Unlike Jacqui, I wasn’t wise enough to commit the names of the directors I liked to paper and my ailing memory was never going to retain such information – but perhaps with a bit of cunning research, I can be reacquainted with some of my favourites from this period.
The day in question was a windy and slightly gloomy one, the sort of day where the seafront comes alive and everything feels more dramatic than it perhaps is. So being in the trailer was no different, as the wind pounded the sides and flapped the curtain into a gentle sway, it sounded like there was a full blown gale outside the confines of the cosy cinema. Of course, being in a metal crate it sounded far worse than it was, but this added to the experience of feeling somewhere unique in a refuge against the harsh world outside.
This also complemented Jacqui’s choice of films delightfully, as each one was slightly edgy and uncanny in its own right, whilst maintaining enough of a vein of dark humour to keep them from the dangerous precipice of severe paranoid viewing.
First up was Jan Svankmajer’s Food. A brilliantly inventive film that uses stop motion animation using real actors and some cunning use of plasticine prosthetics. The film is split into 3 parts – Breakfast, Lunch and Dinner and follows the stories of sets of diners eating their meal and often much of their surroundings (including their co-eaters!). Dark, surreal and amusing (in a Czech sort of a way!) and expertly filmed and put together. I have seen some of his work before and would highly recommend checking it out. To get you started, here is part 1:

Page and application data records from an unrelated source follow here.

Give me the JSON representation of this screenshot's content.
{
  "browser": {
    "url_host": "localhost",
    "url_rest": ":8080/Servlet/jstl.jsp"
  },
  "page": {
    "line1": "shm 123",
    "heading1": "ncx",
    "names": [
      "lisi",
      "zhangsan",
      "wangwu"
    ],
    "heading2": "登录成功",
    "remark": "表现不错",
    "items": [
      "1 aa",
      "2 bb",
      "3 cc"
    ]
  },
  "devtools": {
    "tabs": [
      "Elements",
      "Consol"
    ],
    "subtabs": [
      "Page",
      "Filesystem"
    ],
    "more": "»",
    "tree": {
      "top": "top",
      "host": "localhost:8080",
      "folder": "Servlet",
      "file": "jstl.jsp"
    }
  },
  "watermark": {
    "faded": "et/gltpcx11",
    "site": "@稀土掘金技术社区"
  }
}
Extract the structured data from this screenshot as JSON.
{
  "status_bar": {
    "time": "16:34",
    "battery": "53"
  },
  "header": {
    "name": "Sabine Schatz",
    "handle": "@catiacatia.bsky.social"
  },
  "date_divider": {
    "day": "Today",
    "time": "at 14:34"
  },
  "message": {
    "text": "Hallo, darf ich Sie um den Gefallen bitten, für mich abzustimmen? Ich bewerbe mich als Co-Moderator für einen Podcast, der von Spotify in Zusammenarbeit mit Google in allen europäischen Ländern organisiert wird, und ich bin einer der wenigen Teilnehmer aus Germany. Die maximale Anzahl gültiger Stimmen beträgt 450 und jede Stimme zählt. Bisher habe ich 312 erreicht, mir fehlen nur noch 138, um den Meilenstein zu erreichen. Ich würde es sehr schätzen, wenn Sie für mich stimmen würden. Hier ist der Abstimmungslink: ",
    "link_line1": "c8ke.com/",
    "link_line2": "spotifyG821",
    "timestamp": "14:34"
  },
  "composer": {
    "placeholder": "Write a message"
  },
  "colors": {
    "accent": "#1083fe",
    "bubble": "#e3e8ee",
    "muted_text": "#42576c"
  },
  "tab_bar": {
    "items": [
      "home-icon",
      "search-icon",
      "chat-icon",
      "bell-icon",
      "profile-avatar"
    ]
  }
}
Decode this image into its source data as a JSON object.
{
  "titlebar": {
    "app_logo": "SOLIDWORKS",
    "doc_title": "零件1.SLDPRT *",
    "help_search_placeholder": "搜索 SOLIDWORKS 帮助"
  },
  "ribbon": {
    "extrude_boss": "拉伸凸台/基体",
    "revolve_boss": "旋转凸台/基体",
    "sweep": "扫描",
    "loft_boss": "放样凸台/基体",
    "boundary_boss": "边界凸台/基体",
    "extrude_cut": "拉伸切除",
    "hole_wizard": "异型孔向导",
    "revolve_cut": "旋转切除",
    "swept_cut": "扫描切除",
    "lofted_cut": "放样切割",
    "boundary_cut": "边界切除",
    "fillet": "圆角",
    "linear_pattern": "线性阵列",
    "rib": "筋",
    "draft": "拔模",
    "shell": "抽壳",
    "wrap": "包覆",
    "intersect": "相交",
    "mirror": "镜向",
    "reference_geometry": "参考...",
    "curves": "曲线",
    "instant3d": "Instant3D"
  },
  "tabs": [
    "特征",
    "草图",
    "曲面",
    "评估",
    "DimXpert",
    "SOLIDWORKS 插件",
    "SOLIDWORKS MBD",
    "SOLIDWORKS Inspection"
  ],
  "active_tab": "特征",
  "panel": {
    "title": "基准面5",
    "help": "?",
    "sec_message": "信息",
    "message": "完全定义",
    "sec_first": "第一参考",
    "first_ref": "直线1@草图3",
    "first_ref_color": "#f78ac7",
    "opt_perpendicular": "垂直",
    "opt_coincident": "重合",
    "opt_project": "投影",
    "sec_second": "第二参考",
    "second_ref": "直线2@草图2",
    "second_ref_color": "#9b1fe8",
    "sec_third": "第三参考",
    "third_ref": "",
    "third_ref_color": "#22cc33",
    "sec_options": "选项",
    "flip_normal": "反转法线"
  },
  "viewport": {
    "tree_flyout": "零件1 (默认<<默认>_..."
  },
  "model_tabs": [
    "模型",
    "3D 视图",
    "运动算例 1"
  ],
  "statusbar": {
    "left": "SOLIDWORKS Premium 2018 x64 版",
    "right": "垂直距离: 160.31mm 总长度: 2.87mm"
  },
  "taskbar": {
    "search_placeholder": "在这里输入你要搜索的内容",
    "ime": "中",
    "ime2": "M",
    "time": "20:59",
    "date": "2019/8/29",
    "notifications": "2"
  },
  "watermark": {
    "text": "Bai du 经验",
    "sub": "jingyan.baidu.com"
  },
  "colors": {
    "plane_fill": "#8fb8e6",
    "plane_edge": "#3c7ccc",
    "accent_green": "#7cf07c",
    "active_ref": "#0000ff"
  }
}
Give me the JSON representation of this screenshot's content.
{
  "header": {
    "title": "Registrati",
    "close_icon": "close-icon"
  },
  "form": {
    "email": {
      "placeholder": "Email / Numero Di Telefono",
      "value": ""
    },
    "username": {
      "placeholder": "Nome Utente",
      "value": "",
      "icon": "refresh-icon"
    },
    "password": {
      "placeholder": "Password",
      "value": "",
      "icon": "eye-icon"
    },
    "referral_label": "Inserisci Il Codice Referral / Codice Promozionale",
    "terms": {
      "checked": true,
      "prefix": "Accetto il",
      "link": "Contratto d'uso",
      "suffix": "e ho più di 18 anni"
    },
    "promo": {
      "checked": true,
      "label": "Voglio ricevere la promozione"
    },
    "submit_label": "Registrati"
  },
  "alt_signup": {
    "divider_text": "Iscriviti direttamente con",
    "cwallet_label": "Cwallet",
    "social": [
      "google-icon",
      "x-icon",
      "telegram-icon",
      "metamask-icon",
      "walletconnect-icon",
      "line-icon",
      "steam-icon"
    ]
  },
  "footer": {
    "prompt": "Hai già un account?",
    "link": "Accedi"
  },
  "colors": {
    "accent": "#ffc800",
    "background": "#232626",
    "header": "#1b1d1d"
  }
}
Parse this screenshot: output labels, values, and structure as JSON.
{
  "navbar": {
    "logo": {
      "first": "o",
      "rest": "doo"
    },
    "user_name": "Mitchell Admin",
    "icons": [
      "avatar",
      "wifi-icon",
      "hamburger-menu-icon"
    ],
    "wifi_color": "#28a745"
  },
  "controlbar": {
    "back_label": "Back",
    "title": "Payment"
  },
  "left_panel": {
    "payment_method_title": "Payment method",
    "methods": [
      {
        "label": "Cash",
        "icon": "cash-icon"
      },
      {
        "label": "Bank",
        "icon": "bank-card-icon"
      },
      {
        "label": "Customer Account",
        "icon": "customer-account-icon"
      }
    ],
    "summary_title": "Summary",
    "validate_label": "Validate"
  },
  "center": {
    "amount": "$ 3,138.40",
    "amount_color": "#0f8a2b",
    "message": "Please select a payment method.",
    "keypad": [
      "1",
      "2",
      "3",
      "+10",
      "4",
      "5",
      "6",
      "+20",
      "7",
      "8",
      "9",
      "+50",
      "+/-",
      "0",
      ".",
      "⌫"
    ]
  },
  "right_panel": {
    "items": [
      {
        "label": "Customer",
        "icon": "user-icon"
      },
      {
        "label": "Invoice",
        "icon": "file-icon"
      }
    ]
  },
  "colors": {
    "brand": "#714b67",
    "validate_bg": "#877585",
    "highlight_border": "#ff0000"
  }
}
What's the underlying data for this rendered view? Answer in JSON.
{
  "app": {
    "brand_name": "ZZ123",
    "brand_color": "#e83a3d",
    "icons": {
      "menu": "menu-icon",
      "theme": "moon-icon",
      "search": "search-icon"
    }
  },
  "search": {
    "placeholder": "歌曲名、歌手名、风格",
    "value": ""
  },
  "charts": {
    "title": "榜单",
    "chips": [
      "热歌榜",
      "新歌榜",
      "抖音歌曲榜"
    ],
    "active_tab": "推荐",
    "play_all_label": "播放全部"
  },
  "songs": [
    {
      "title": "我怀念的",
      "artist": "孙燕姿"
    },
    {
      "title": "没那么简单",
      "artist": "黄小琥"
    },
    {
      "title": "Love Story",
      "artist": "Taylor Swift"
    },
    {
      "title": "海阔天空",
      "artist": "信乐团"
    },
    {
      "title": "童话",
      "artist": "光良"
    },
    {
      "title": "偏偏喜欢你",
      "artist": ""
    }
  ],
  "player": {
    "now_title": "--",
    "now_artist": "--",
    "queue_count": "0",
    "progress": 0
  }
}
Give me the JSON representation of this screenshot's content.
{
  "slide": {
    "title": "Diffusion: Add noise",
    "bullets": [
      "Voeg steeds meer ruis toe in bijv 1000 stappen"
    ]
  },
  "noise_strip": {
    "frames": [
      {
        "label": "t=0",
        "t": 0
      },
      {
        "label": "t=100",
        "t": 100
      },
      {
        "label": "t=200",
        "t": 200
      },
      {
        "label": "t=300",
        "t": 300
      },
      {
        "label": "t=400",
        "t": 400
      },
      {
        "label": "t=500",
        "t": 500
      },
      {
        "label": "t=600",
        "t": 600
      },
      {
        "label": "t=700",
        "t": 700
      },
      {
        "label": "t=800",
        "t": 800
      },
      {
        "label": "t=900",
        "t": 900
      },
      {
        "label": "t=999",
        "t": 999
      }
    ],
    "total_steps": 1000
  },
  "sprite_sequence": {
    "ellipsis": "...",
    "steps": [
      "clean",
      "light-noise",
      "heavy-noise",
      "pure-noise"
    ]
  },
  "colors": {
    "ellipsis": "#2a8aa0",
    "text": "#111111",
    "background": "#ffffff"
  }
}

Next was Andreas Samland with Tag 26 which follows the fortunes of two lone survivors of an undisclosed biological world wrecking super hazard! Without giving too much away, the film touches on raw aspects of humanity and how people would deal with such a situation but again in a rather surreal fashion. Coming in at 18 minutes long – amazingly the film was put together for around 7000 Euro, which doesn’t show from the clever direction of Samland.
Last but not least on the triple bill was a film called Kitchen Sink by Alison Maclean. This is a kind of urban nightmare scenario with some loose overtones of Frankenstein influence. Essentially, a giant ball of hair and gunk from a woman’s kitchen sink gets transformed into a real life man! Imagine that. Well, watch the film and you don’t need to. Funny enough, I thought this film was quite amusing, but a few of the watching visitors said it was the most disturbing to them. Does that mean I am warped or they are wimps…who can say? Shot in black and white and filmed with an interesting sense of mystery and suspense, it is no wonder the film went on to win 8 awards at Cannes. Watch the full 14 minute film on Vimeo below…
All in all – a good day out was had by all and probably especially by me. The cinema proved popular with those who visited it and was rather snug once inside. The odd thing was how natural one felt sitting on a makeshift bench, in a shipping container, on a windy Saturday afternoon – watching strange films. One kind visitor even bequested me with a clutch of apples (later transformed into an Apple & Cider cake as well as a fine crumble) for being the guardian of her bike for the duration of her stay.
If you are in the area, check the LIDO website for their current exhibitions and projects and pay them a visit. www.lidoprojects.com